Jan. 8, 2004 - General aviation isn't the threat, but it is part of the solution. That was the message AOPA President Phil Boyer gave to the new acting head of the Transportation Security Administration, Rear Admiral David M. Stone.
In a meeting yesterday afternoon in Washington, D.C., Boyer along with AOPA senior VP of government affairs Andy Cebula explained the important role GA plays in the modern transportation system, and how federal security actions have affected pilots' lawful use of their aircraft.
"I came to this initial meeting concerned that it would be difficult for the new person to match the 'customer service' skills of the previous TSA administrator, Admiral James Loy," said Boyer. "It was a pleasant surprise to find a very different person, but one with a sense of inquisitiveness and concern for the general aviation community, and someone who I believe we can work with to accomplish goals to satisfy the nation's security in these troubled times, but also to allow GA to operate with a minimum of restrictions and new regulations."
Adm. Stone was appointed Acting TSA Administrator in December, the third head of the security agency in two years. Pulling from the security vocabulary for the briefing, Boyer told Stone that AOPA staff had "infiltrated" the agency since its establishment in November 2001, and enjoyed good working relationships at all levels.
However, there had been and would continue to be "engagements" on some contentious issues, particularly the "pilot insecurity rule," which had allowed TSA to revoke an airman's certificate without an independent third-party review. As Stone started to explain the issue from his perspective, Boyer reminded him that AOPA had worked with Congress to pass legislation requiring TSA implement an independent review to protect pilots' rights. (That law is part of the FAA reauthorization bill that President Bush signed December 12.)
TFRs are another point of conflict. Boyer explained that AOPA understands and supports temporary flight restrictions driven by legitimate security considerations, but the association adamantly opposed TFRs imposed simply to satisfy political considerations.
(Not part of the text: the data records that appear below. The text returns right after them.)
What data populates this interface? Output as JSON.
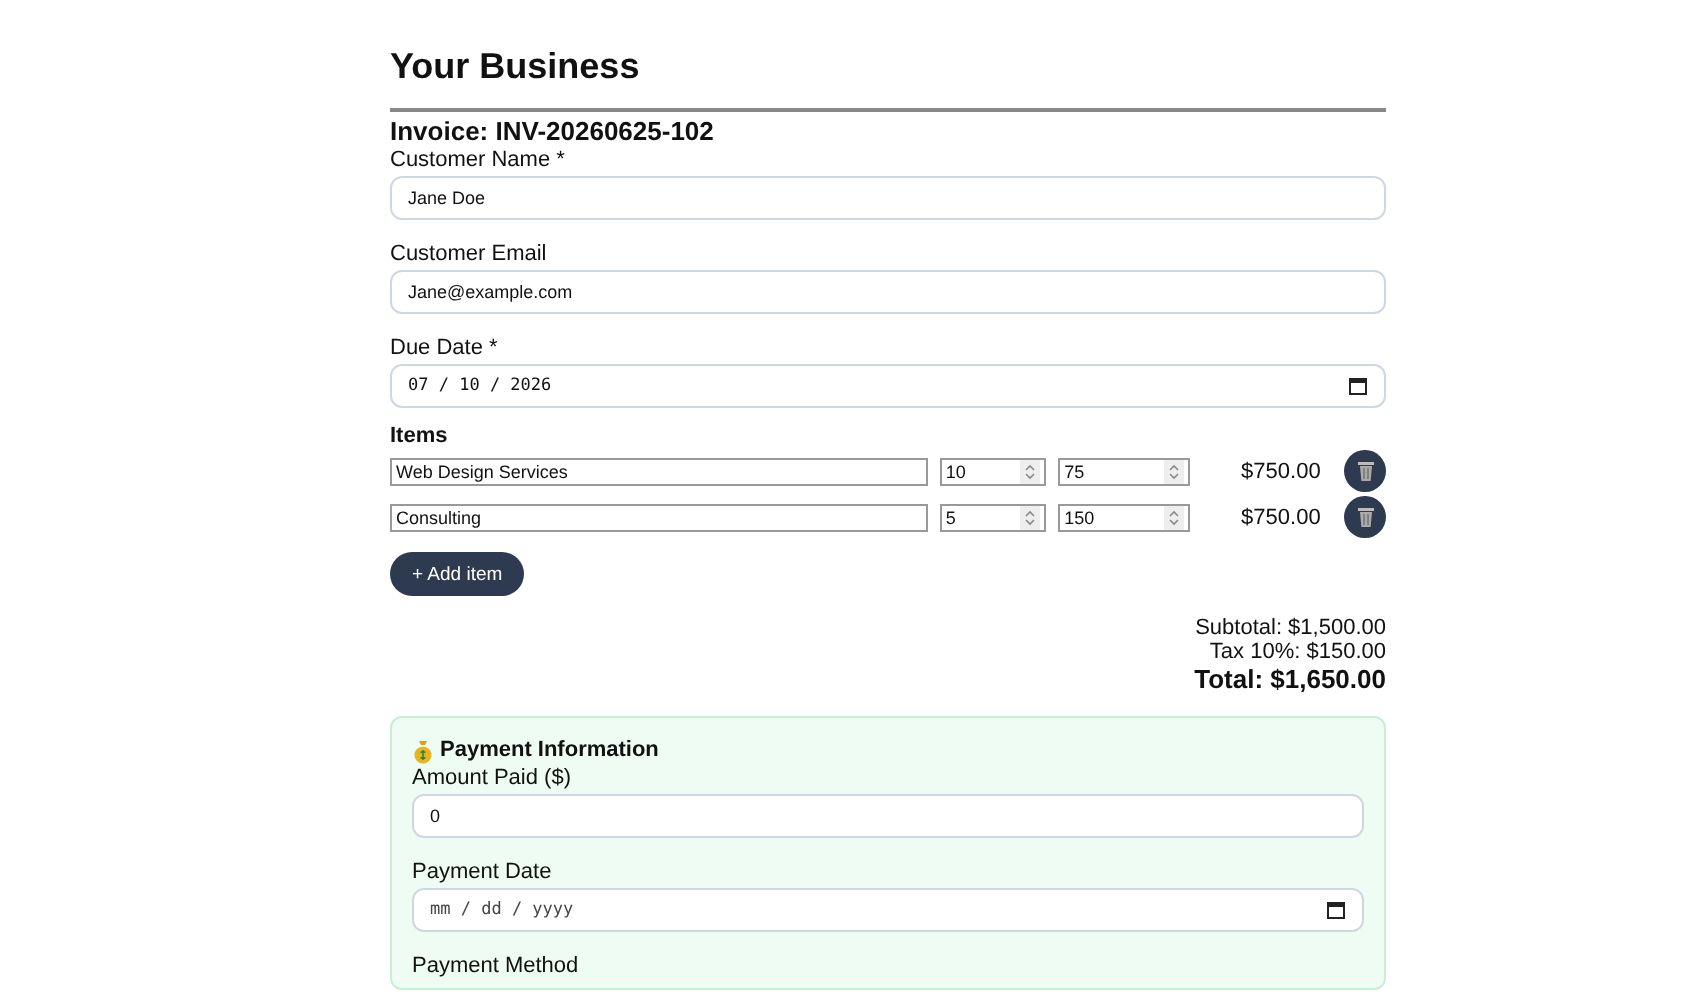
{
  "business_name": "Your Business",
  "invoice_title": "Invoice: INV-20260625-102",
  "fields": [
    {
      "label": "Customer Name *",
      "kind": "text",
      "value": "Jane Doe"
    },
    {
      "label": "Customer Email",
      "kind": "text",
      "value": "Jane@example.com"
    },
    {
      "label": "Due Date *",
      "kind": "date",
      "value": "07 / 10 / 2026"
    }
  ],
  "items_label": "Items",
  "items": [
    {
      "description": "Web Design Services",
      "quantity": "10",
      "price": "75",
      "amount": "$750.00"
    },
    {
      "description": "Consulting",
      "quantity": "5",
      "price": "150",
      "amount": "$750.00"
    }
  ],
  "add_item_button": "+ Add item",
  "totals": {
    "subtotal": "Subtotal: $1,500.00",
    "tax": "Tax 10%: $150.00",
    "total": "Total: $1,650.00"
  },
  "payment": {
    "title": "Payment Information",
    "fields": [
      {
        "label": "Amount Paid ($)",
        "kind": "text",
        "value": "0"
      },
      {
        "label": "Payment Date",
        "kind": "date",
        "placeholder": "mm / dd / yyyy"
      },
      {
        "label": "Payment Method",
        "kind": "label_only"
      }
    ]
  }
}
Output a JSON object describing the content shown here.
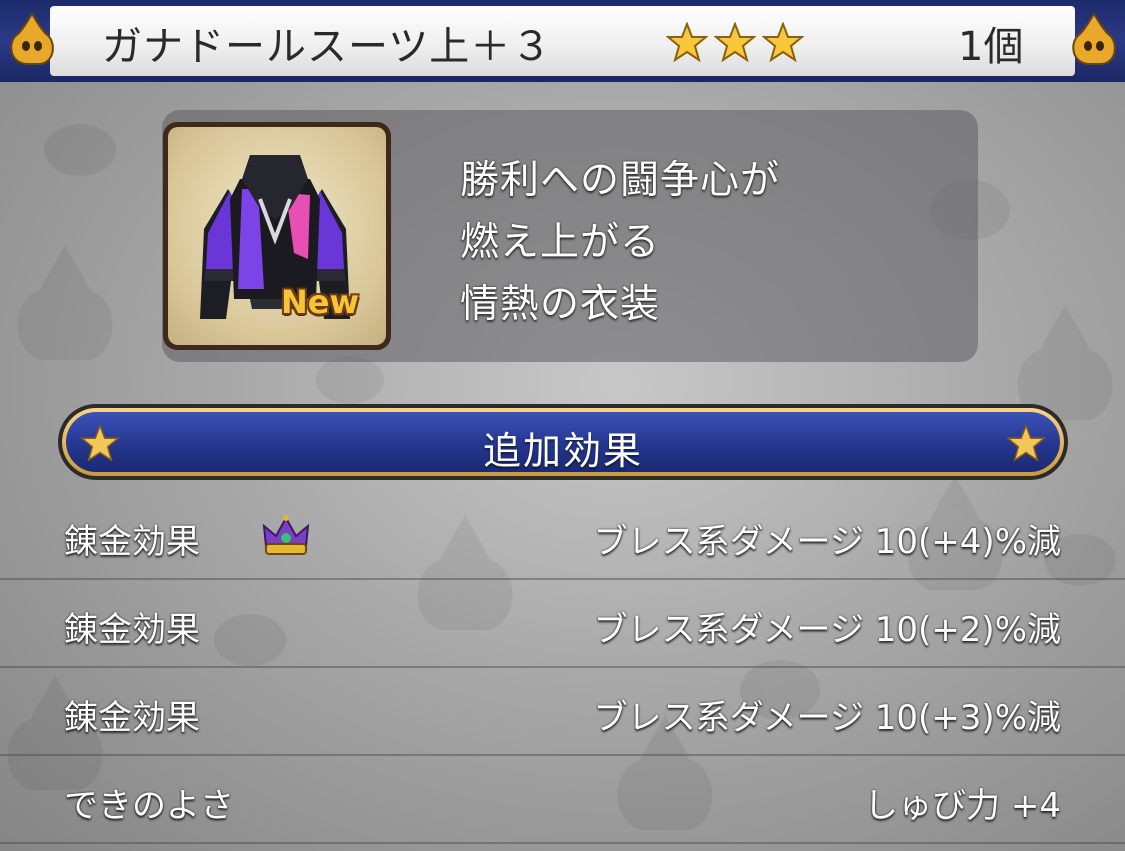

TFRs must be rationally sized, work operationally, and be issued far enough in advance so that pilots can reasonably understand and comply with them.
Boyer noted how the general aviation community, and AOPA in particular, continues to be an effective and proactive security partner with the government.
AOPA has been leading the pack in notifying pilots about security concerns. The association pushed for graphical TFRs from the FAA, and created the free-to-members AOPA Real Time Flight Planner that draws TFRs on a map. AOPA also sends email Airspace Alerts to pilots whenever an airspace restriction will affect their region.
AOPA's Airport Watch was cited as another example of the association's efforts to protect American security.
Boyer also asked the TSA head to be even-handed in its public statements about security actions. For example, he noted that over the New Year's holiday the media prominently reported that small aircraft had been banned from flying over Las Vegas, yet security precautions imposed on other transportation modes didn't receive as much attention.
Rear Admiral Stone was previously deputy chief of staff at TSA headquarters. He was TSA's first federal security director at Los Angeles International Airport (LAX). He retired from active naval duty in April 2002.